The appellant (Jentel) develops and manufactures engineered thermoformed plastic products. In previous fiscal years, Jentel had developed Multi-Bins, a small-parts storage system.
The SR&ED work in question aimed to improve the existing product with respect to: size, weight, load, modularity & fastening methods. Jentel grouped the work into four SR&ED “activities”:
Bin Front and Back Panels
Tested “various” molding conditions
using 8 different plastic materials then
tested 2 plastics re. thickness vs. strength
Built prototypes using combinations of wood, plastic & aluminum
Load tests showed aluminum best
Tested “various” shapes and forms of sliders
None worked satisfactorily
Performed tests to mold a groove in the front panel
Including 3 molds, each of different casting material &
“many” different groove designs
All failed to meet consistency
In respect to this work both sides agreed that:
– “Contemporaneous records of this work were kept &
– the work was performed in a systematic manner.”
Whether the work constituted SR&ED, as that term is defined in subsection 248(1) of the Income Tax Act (the “Act”).
The CRA argued that the “Appellant failed to demonstrate a systematic investigation through experiment or analysis performed to resolve any scientific or technical uncertainties.”
Income tax act
SR&ED is defined for income tax purposes, as follows:
“Scientific research and experimental development means systematic investigation or search that is carried out in a field of science or technology by means of experiment or analysis and that is
(a) basic research..,
(b) applied research,.. or
(c) experimental development, namely, work undertaken for the purpose of achieving technological advancement for the purpose of creating new, or improving existing, materials, devices, products or processes, including incremental improvements thereto,…”
CW Agencies: In this case the judged noted,
“Five criteria have been used by the Courts to assist in determining whether a particular activity constitutes SR&ED … (in C.W Agencies) summarized as follows :
Was there a technological risk or uncertainty which could not be removed by routine engineering or standard procedures?
Did the person claiming to be doing SRED formulate hypotheses specifically aimed at reducing or eliminating that technological uncertainty?
Did the procedure adopted accord with the total discipline of the scientific method including the formulation testing and modification of hypotheses?

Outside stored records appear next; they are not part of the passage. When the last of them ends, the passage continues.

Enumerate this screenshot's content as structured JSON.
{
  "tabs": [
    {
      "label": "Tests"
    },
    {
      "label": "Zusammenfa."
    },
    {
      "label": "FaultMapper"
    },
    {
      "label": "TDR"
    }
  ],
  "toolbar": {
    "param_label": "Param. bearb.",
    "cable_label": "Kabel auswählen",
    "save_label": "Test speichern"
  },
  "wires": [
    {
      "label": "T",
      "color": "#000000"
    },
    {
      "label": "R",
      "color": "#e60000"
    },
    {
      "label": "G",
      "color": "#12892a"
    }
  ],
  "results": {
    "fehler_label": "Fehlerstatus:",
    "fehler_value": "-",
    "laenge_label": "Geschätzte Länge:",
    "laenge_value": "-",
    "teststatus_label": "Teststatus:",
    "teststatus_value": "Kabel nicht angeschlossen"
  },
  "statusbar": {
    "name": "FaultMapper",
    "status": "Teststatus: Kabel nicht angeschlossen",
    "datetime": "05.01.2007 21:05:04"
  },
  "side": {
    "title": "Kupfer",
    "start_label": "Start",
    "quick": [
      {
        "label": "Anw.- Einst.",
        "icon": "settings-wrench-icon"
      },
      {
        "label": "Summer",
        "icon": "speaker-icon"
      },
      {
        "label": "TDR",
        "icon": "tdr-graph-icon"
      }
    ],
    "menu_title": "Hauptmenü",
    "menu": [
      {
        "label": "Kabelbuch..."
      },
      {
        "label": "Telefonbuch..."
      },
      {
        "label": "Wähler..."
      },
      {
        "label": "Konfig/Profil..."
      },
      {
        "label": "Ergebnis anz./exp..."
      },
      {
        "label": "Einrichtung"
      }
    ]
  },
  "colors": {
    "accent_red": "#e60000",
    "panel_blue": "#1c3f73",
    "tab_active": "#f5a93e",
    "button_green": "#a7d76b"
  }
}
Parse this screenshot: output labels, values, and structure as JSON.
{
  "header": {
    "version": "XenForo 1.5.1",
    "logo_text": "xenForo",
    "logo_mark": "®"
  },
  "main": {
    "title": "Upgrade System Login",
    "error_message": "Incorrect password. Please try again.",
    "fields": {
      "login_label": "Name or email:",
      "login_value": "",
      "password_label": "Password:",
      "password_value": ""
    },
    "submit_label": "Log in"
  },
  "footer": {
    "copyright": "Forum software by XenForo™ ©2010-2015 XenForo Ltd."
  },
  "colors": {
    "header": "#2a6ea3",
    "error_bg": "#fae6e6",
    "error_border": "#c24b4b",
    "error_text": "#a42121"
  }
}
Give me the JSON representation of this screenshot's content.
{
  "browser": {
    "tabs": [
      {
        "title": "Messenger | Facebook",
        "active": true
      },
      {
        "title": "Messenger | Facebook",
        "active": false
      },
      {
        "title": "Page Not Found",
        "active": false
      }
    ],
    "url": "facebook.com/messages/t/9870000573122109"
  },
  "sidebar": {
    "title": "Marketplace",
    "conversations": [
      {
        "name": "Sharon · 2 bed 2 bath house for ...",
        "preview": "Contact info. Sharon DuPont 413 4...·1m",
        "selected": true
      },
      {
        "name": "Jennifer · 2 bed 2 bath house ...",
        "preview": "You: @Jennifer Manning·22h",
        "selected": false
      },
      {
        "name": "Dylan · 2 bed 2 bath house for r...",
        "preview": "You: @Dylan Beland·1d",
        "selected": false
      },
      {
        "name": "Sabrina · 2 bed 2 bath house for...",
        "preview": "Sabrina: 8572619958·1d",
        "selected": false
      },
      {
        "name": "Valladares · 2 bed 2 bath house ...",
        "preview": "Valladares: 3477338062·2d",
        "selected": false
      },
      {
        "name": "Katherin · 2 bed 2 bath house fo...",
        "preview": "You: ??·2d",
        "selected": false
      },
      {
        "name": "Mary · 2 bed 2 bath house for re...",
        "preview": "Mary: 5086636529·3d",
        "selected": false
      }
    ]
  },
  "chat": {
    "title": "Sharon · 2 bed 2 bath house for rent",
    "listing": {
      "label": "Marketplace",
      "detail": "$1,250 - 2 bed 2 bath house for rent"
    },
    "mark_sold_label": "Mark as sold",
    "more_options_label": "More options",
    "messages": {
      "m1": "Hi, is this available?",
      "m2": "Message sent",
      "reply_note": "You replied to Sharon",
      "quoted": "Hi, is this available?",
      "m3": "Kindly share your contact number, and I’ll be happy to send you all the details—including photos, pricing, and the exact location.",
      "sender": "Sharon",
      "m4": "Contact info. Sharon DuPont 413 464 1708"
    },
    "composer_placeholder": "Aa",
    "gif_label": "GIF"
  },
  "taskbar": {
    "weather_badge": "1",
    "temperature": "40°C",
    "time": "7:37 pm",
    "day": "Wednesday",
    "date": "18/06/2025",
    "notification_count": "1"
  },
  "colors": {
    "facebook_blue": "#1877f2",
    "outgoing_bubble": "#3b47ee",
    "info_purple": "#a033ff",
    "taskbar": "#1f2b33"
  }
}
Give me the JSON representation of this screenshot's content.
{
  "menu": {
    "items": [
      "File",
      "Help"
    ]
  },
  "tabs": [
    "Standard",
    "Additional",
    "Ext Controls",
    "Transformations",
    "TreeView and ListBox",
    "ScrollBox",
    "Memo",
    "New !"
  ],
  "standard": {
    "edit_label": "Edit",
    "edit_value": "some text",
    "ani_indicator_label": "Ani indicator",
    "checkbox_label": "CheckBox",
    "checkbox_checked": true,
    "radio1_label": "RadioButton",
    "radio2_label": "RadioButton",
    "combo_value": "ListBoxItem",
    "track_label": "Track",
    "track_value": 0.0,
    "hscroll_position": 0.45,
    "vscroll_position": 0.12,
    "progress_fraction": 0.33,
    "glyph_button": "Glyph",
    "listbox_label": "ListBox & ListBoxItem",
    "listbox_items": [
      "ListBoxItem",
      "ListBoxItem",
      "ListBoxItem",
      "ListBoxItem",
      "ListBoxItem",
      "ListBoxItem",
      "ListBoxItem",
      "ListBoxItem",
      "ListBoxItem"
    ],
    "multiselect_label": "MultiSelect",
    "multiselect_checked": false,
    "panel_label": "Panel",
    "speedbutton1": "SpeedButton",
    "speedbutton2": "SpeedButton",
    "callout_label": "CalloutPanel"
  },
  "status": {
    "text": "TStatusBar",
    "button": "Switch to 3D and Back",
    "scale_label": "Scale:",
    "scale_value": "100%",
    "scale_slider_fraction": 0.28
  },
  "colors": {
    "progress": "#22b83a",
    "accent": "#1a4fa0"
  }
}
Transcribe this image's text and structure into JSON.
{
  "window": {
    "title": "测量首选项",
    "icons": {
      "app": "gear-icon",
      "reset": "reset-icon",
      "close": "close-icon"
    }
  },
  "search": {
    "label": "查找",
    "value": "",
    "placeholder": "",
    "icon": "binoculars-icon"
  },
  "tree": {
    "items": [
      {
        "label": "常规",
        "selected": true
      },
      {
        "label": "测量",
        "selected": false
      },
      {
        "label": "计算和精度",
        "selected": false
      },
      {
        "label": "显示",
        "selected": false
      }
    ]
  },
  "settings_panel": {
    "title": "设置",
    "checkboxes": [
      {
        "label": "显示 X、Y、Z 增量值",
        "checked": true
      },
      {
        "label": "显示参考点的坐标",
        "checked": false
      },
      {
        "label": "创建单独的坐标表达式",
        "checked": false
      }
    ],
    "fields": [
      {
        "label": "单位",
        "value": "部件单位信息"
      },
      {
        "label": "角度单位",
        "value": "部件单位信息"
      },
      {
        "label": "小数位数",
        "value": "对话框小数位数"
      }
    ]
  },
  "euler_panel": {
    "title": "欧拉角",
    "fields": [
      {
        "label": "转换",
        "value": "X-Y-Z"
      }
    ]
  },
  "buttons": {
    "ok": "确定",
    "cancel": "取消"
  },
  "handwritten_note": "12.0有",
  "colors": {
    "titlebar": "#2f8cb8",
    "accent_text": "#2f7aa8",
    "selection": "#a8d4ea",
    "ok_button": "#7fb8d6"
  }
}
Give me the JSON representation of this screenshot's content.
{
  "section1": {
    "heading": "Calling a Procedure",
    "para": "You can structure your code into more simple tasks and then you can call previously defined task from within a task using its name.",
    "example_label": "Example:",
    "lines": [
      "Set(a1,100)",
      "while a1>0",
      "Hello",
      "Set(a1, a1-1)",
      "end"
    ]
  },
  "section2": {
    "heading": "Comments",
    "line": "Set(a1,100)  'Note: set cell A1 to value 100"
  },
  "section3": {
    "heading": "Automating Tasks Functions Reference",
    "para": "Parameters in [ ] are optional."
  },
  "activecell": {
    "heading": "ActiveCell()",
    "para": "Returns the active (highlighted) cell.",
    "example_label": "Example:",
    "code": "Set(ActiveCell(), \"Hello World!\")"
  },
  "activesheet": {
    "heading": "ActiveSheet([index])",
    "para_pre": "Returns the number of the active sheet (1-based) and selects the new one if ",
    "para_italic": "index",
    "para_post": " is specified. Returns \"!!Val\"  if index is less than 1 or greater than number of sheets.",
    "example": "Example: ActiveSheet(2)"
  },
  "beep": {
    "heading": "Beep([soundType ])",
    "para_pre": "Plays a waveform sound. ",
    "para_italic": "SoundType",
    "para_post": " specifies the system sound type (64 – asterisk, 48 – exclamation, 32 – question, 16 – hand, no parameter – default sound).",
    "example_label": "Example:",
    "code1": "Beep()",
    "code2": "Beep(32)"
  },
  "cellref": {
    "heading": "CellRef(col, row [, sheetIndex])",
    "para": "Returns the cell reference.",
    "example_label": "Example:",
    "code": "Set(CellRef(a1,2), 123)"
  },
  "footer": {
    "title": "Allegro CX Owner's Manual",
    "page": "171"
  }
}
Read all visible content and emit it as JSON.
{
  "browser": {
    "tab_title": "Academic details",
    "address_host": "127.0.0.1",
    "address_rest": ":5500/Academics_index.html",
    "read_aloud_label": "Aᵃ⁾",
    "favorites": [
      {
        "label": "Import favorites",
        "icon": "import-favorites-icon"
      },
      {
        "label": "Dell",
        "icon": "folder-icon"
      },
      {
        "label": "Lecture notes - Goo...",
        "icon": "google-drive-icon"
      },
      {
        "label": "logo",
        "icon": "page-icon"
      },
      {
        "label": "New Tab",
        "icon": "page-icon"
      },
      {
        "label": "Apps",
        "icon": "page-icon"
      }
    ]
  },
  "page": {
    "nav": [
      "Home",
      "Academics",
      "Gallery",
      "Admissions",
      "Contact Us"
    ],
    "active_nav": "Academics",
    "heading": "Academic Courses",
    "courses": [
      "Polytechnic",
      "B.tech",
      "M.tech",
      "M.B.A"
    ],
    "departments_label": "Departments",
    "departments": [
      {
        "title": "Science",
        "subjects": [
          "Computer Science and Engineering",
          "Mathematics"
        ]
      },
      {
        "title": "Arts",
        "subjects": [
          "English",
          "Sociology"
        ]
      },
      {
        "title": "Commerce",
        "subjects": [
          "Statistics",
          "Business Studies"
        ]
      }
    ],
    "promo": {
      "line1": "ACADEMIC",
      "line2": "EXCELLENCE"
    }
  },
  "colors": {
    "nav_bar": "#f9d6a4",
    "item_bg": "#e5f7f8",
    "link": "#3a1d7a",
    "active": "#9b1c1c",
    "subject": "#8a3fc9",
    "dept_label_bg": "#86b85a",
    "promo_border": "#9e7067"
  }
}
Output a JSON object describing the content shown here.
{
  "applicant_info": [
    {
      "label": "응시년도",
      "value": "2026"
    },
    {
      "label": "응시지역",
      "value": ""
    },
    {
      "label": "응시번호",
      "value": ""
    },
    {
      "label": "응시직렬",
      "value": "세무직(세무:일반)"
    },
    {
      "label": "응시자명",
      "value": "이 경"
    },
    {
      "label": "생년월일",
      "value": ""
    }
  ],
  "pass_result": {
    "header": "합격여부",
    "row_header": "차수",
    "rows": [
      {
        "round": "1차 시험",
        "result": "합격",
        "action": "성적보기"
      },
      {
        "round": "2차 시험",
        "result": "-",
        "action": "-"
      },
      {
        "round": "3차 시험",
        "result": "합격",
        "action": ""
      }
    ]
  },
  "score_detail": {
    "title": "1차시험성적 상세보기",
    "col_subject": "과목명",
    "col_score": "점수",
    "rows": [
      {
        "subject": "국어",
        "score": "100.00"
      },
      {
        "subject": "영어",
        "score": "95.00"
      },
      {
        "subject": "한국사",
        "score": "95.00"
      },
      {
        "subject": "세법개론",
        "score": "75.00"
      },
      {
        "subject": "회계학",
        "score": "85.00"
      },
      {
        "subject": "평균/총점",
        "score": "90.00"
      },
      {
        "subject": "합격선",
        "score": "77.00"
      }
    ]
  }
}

Did the process result in a technological advancement?
Was a detailed record of the hypotheses tested, and results kept as the work progressed?
Northwest Hydraulic: “In discussing whether a technological risk or uncertainty existed, Justice Bowman (as he then was) noted the following in the Northwest Hydraulic decision at paragraph 16:
Implicit in the term “technological risk or uncertainty” in this context is the requirement that it be a type of uncertainty that cannot be removed by routine engineering or standard procedures… If the resolution of the problem is reasonably predictable using standard procedure or routine engineering there is no technological uncertainty as used in this context.
What is “routine engineering”? It is this question, (as well as that relating to technological advancement) that appears to have divided the experts more than any other. Briefly it describes techniques, procedures and data that are generally accessible to competent professionals in the field.
Having reviewed the evidence provided by the appellant vs. the clear requirement to illustrate “hypotheses” the judge cited the obvious weaknesses. The claimant provided results (i.e. what worked) rather than conclusions (i.e. why this worked better than the other options).
Ruling & Rationale:
In this case the judged concluded,
“The argument fails for the simple reason that the Appellant did not establish a prima facie case that it was attempting technological advancement.”
Implications & Author’s Commentary:
We hate to say we told you so but our SR&ED newsletter 2010-2 (Technological Advancement Edition) outlined:
– exactly how this scenario would unfold
– if/when the claimant omits ANY of the 5 criteria,
– forming the basis of “technological advancement.”
We propose that,
– typically several specific performance objectives
– will “stack up” to create technology objectives
– that require we put forward hypotheses as to
– the “key variables” effecting the outcome.
Perhaps this case lacked sufficient technical specificity?
Resources NOT cited:
CRA’s “Plastics Guidance Document” provides 18 examples of “eligible projects” within the, Plastics Materials, Processing, Equipment & Tool Making industries.
In the author’s opinion this paper provided multiple examples of “hypotheses” which represent “valid” technological uncertainties with this or similar fields of technology.
Re-Write- how this project MIGHT have qualified
Using these examples & concepts we have taken the facts provided in the case and outlined this project under 2 scenarios ( next page):
1) A failing application (i.e. as viewed by the judge) &
2) Recast to eligibility by illustrating,
– “technological advancement” including,
– “hypotheses and conclusions.”